Two 1997 films, Fairy Tale: A True Story, starring Peter O'Toole and Harvey Keitel, and Photographing Fairies with Ben Kingsley, were based on this event.

Fairies in modern culture and film
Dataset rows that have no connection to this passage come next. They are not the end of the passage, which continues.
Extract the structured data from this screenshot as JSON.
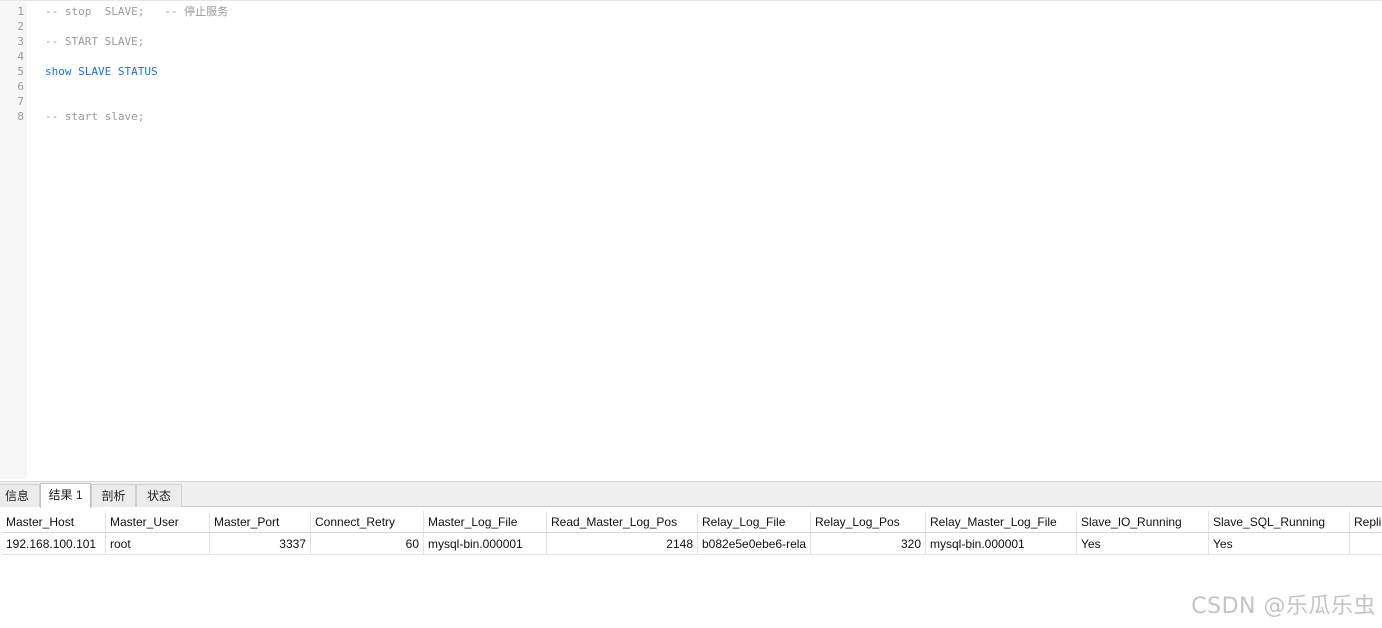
{
  "editor": {
    "lines": [
      {
        "no": "1",
        "text": "-- stop  SLAVE;   -- 停止服务",
        "kind": "comment"
      },
      {
        "no": "2",
        "text": "",
        "kind": "plain"
      },
      {
        "no": "3",
        "text": "-- START SLAVE;",
        "kind": "comment"
      },
      {
        "no": "4",
        "text": "",
        "kind": "plain"
      },
      {
        "no": "5",
        "text": "show SLAVE STATUS",
        "kind": "keyword"
      },
      {
        "no": "6",
        "text": "",
        "kind": "plain"
      },
      {
        "no": "7",
        "text": "",
        "kind": "plain"
      },
      {
        "no": "8",
        "text": "-- start slave;",
        "kind": "comment"
      }
    ]
  },
  "tabs": [
    {
      "label": "信息",
      "active": false
    },
    {
      "label": "结果 1",
      "active": true
    },
    {
      "label": "剖析",
      "active": false
    },
    {
      "label": "状态",
      "active": false
    }
  ],
  "results": {
    "columns": [
      "Master_Host",
      "Master_User",
      "Master_Port",
      "Connect_Retry",
      "Master_Log_File",
      "Read_Master_Log_Pos",
      "Relay_Log_File",
      "Relay_Log_Pos",
      "Relay_Master_Log_File",
      "Slave_IO_Running",
      "Slave_SQL_Running",
      "Repli"
    ],
    "rows": [
      [
        "192.168.100.101",
        "root",
        "3337",
        "60",
        "mysql-bin.000001",
        "2148",
        "b082e5e0ebe6-rela",
        "320",
        "mysql-bin.000001",
        "Yes",
        "Yes",
        ""
      ]
    ]
  },
  "watermark": "CSDN @乐瓜乐虫",
  "colors": {
    "comment": "#9a9a9a",
    "keyword": "#1a72d8"
  }
}
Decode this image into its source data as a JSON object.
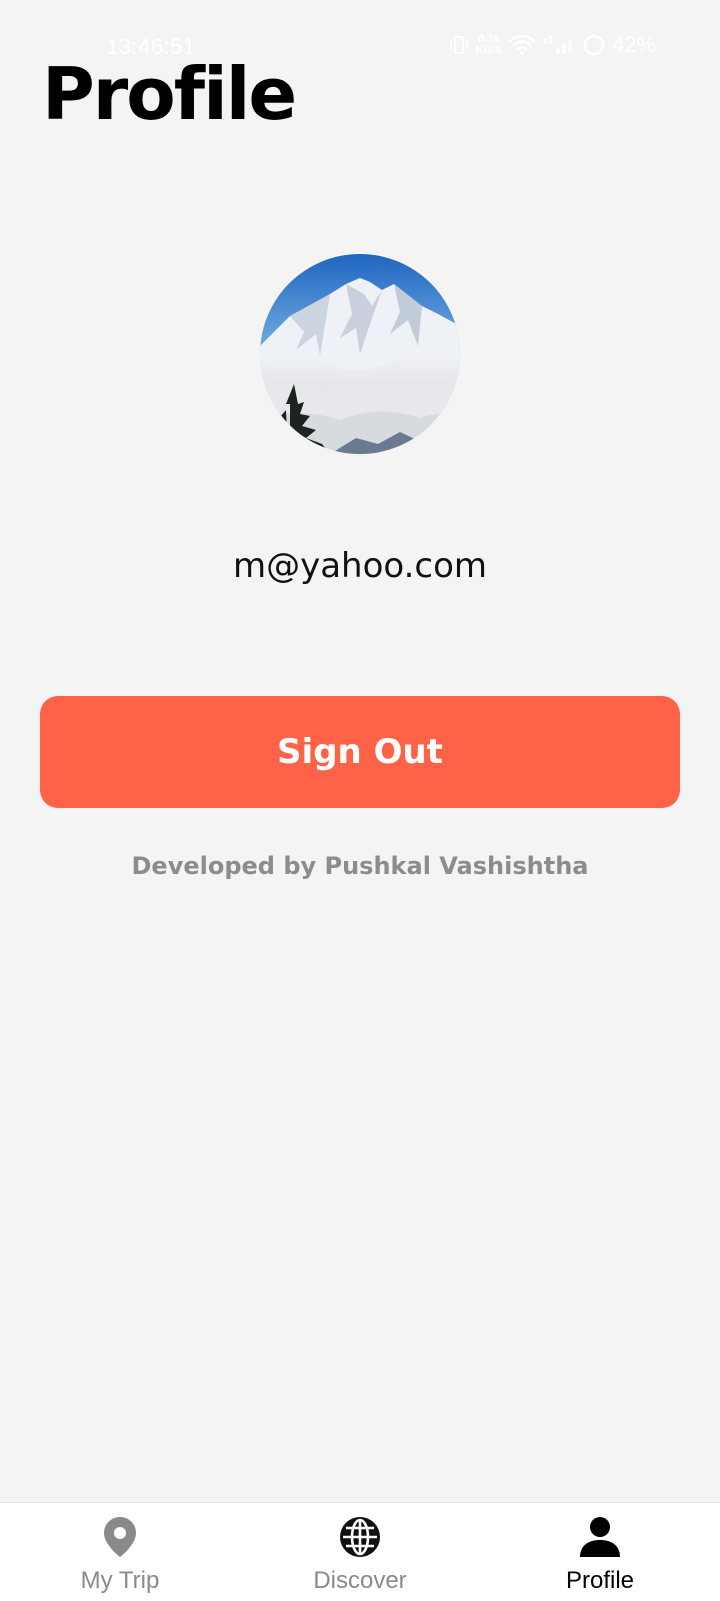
{
  "status_bar": {
    "time": "13:46:51",
    "net_speed_top": "0.38",
    "net_speed_bottom": "KB/S",
    "battery": "42%"
  },
  "page": {
    "title": "Profile"
  },
  "profile": {
    "avatar_icon": "mountain-avatar",
    "email": "m@yahoo.com"
  },
  "actions": {
    "sign_out_label": "Sign Out"
  },
  "footer": {
    "credit": "Developed by Pushkal Vashishtha"
  },
  "bottom_nav": {
    "items": [
      {
        "label": "My Trip",
        "icon": "location-pin-icon",
        "active": false
      },
      {
        "label": "Discover",
        "icon": "globe-icon",
        "active": false
      },
      {
        "label": "Profile",
        "icon": "person-icon",
        "active": true
      }
    ]
  },
  "colors": {
    "accent": "#ff6347",
    "background": "#f4f4f4",
    "nav_inactive": "#8a8a8a",
    "nav_active": "#000000"
  }
}
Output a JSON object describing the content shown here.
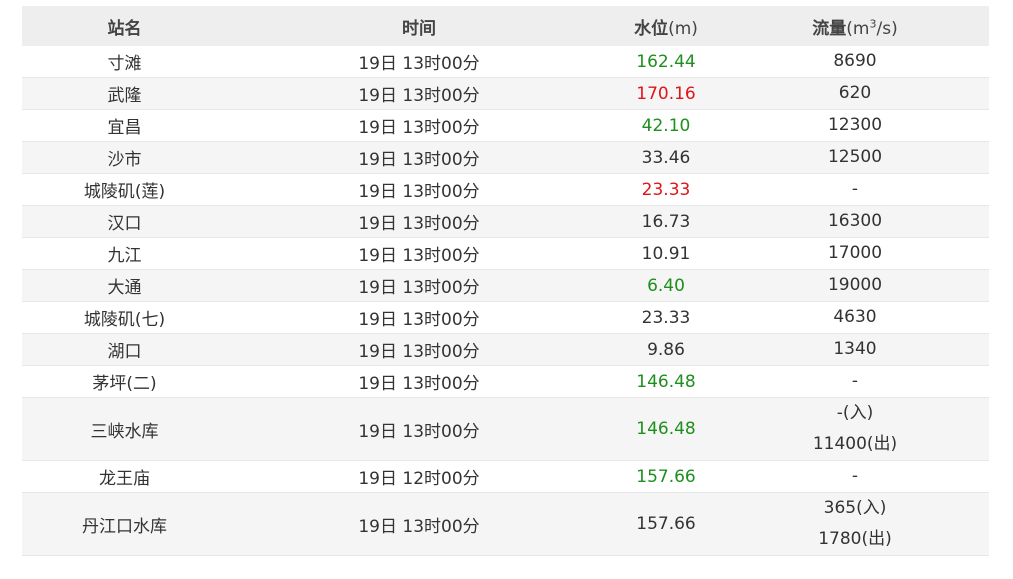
{
  "colors": {
    "green": "#1e8f1e",
    "red": "#e0141b",
    "normal": "#333333"
  },
  "headers": {
    "name": "站名",
    "time": "时间",
    "level": "水位",
    "level_unit": "(m)",
    "flow": "流量",
    "flow_unit_pre": "(m",
    "flow_unit_sup": "3",
    "flow_unit_post": "/s)"
  },
  "rows": [
    {
      "name": "寸滩",
      "time": "19日 13时00分",
      "level": "162.44",
      "level_color": "green",
      "flow": [
        "8690"
      ]
    },
    {
      "name": "武隆",
      "time": "19日 13时00分",
      "level": "170.16",
      "level_color": "red",
      "flow": [
        "620"
      ]
    },
    {
      "name": "宜昌",
      "time": "19日 13时00分",
      "level": "42.10",
      "level_color": "green",
      "flow": [
        "12300"
      ]
    },
    {
      "name": "沙市",
      "time": "19日 13时00分",
      "level": "33.46",
      "level_color": "normal",
      "flow": [
        "12500"
      ]
    },
    {
      "name": "城陵矶(莲)",
      "time": "19日 13时00分",
      "level": "23.33",
      "level_color": "red",
      "flow": [
        "-"
      ]
    },
    {
      "name": "汉口",
      "time": "19日 13时00分",
      "level": "16.73",
      "level_color": "normal",
      "flow": [
        "16300"
      ]
    },
    {
      "name": "九江",
      "time": "19日 13时00分",
      "level": "10.91",
      "level_color": "normal",
      "flow": [
        "17000"
      ]
    },
    {
      "name": "大通",
      "time": "19日 13时00分",
      "level": "6.40",
      "level_color": "green",
      "flow": [
        "19000"
      ]
    },
    {
      "name": "城陵矶(七)",
      "time": "19日 13时00分",
      "level": "23.33",
      "level_color": "normal",
      "flow": [
        "4630"
      ]
    },
    {
      "name": "湖口",
      "time": "19日 13时00分",
      "level": "9.86",
      "level_color": "normal",
      "flow": [
        "1340"
      ]
    },
    {
      "name": "茅坪(二)",
      "time": "19日 13时00分",
      "level": "146.48",
      "level_color": "green",
      "flow": [
        "-"
      ]
    },
    {
      "name": "三峡水库",
      "time": "19日 13时00分",
      "level": "146.48",
      "level_color": "green",
      "flow": [
        "-(入)",
        "11400(出)"
      ]
    },
    {
      "name": "龙王庙",
      "time": "19日 12时00分",
      "level": "157.66",
      "level_color": "green",
      "flow": [
        "-"
      ]
    },
    {
      "name": "丹江口水库",
      "time": "19日 13时00分",
      "level": "157.66",
      "level_color": "normal",
      "flow": [
        "365(入)",
        "1780(出)"
      ]
    }
  ]
}
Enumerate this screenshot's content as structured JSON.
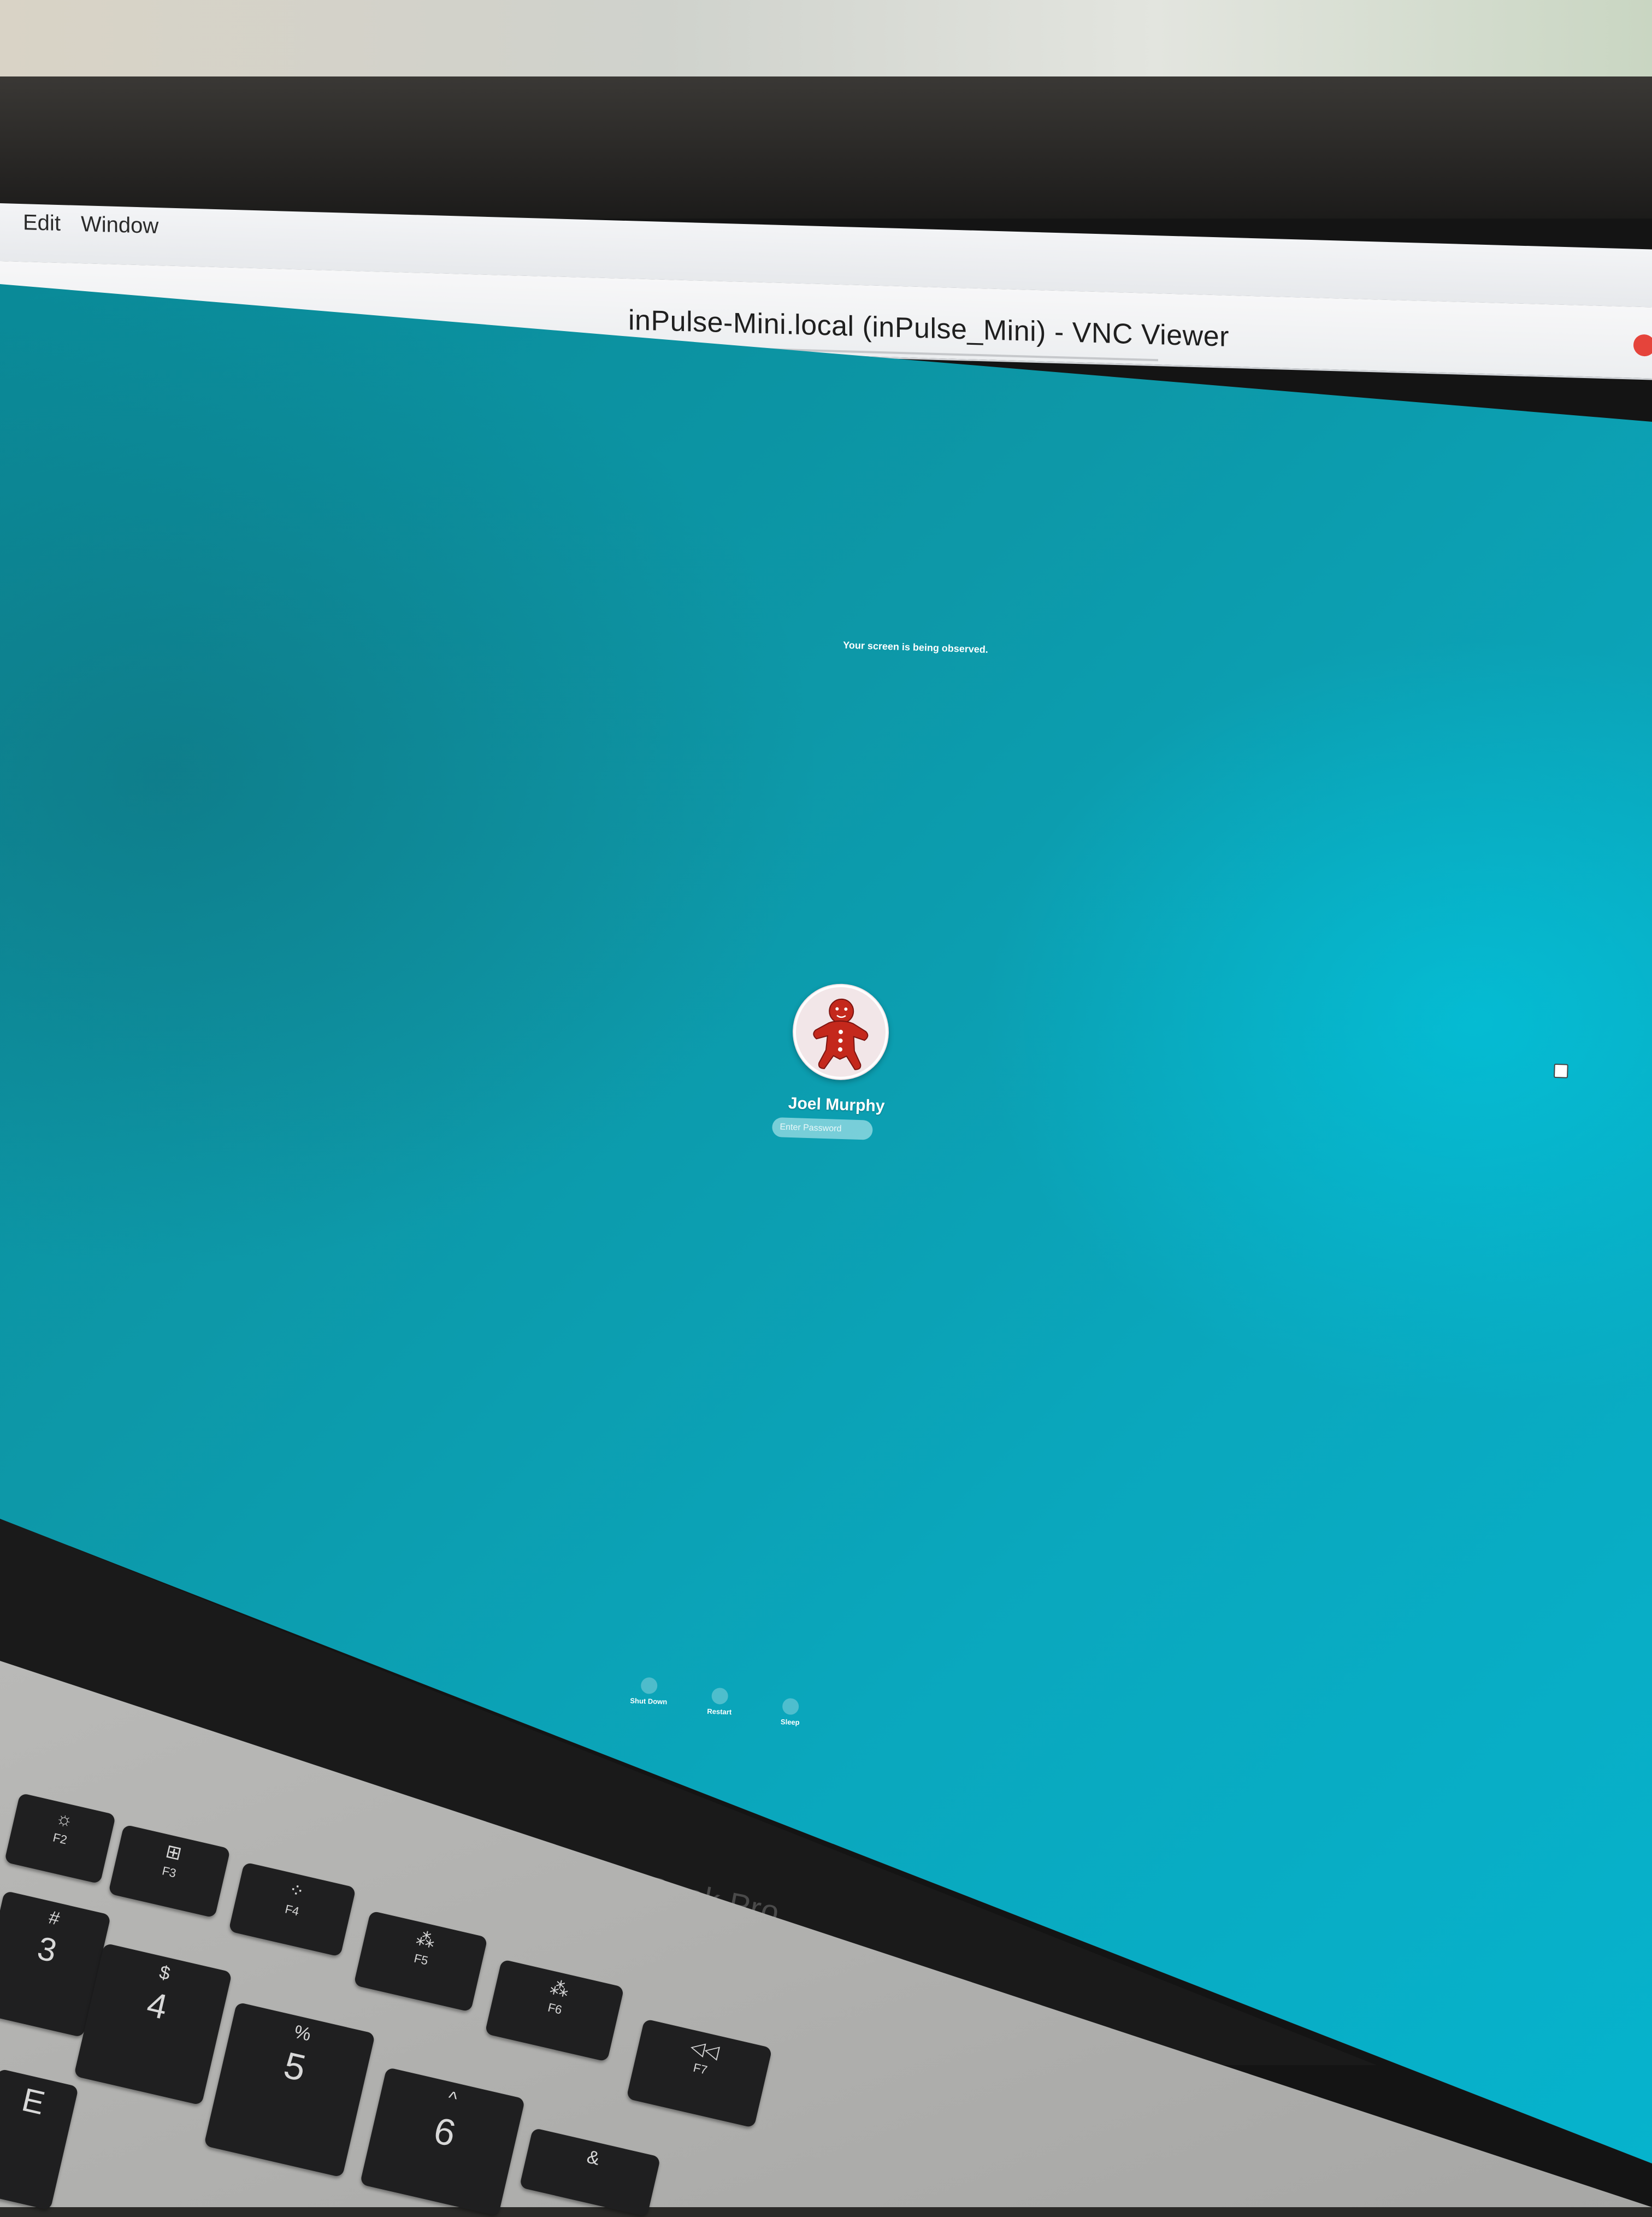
{
  "host_menu": {
    "items": [
      "Edit",
      "Window"
    ]
  },
  "window": {
    "title": "inPulse-Mini.local (inPulse_Mini) - VNC Viewer"
  },
  "login_screen": {
    "observed_notice": "Your screen is being observed.",
    "user": {
      "name": "Joel Murphy",
      "avatar_icon": "gingerbread-man-icon"
    },
    "password_placeholder": "Enter Password",
    "actions": [
      {
        "label": "Shut Down",
        "icon": "power-icon"
      },
      {
        "label": "Restart",
        "icon": "restart-icon"
      },
      {
        "label": "Sleep",
        "icon": "sleep-icon"
      }
    ]
  },
  "laptop": {
    "brand": "MacBook Pro",
    "keys": [
      {
        "top": "☼",
        "bottom": "F2"
      },
      {
        "top": "⊞",
        "bottom": "F3"
      },
      {
        "top": "⁘",
        "bottom": "F4"
      },
      {
        "top": "⁂",
        "bottom": "F5"
      },
      {
        "top": "⁂",
        "bottom": "F6"
      },
      {
        "top": "◁◁",
        "bottom": "F7"
      },
      {
        "top": "#",
        "bottom": "3"
      },
      {
        "top": "$",
        "bottom": "4"
      },
      {
        "top": "%",
        "bottom": "5"
      },
      {
        "top": "^",
        "bottom": "6"
      },
      {
        "top": "&",
        "bottom": ""
      },
      {
        "top": "",
        "bottom": "E"
      }
    ]
  },
  "colors": {
    "desktop_teal": "#0a9fb2",
    "avatar_red": "#c4281c"
  }
}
Fairies are often depicted in books, stories, and movies. A number of these fairies are from adaptations of traditional tales. Perhaps the most well-known is Tinkerbell, from the Peter Pan stories by J.M. Barrie and the Disney adaptation. She is also often referred to as a pixie, and leaves a trail of fairy dust (or pixie dust) behind wherever she goes. In Carlo Collodi's tale Pinocchio a wooden boy receives the gift of real life from the Blue Fairy. Neil Gaiman's book 'Stardust' explores the journey of a young man into Faerie, and the movie is currently in the making. Other books center around the secret lives of fairies, such as the Artemis Fowl books. Fairies even appear in videogames, such as The Legend of Zelda. Fae stories focusing on modern settings include Holly Black's Tithe, and Cajun Fairies-In the Land of Sha Bebe, by Mary Lynn Plaisance, which add to the diversity of modern faerie fiction.

See also


  • Gordon Ashliman, Fairy Lore: A Handbook (Greenwood, 2006)
  • Brian Froud and Alan Lee, Faeries, (Peacock Press/Bantam, New York, 1978)
  • L. Henderson and E.J. Cowan, Scottish Fairy Belief (Edinburgh, 2001)
  • Peter Narvaez, The Good People, New Fairylore Essays (Garland, New York, 1991)
  • C. S. Lewis, The Discarded Image: An Introduction to Medieval and Renaissance Literature (1964)
  • Patricia Lysaght, The Banshee: the Irish Supernatural Death Messenger (Glendale Press, Dublin, 1986)
  • Eva Pocs, Fairies and Witches at the boundary of south-eastern and central Europe FFC no 243 (Helsinki, 1989)
  • Diane Purkiss, Troublesome Things: A History of Fairies and Fairy Stories (Allen Lane, 2000)
  • Ronan Coghlan, Handbook of Fairies (Capall Bann, 2002)

External links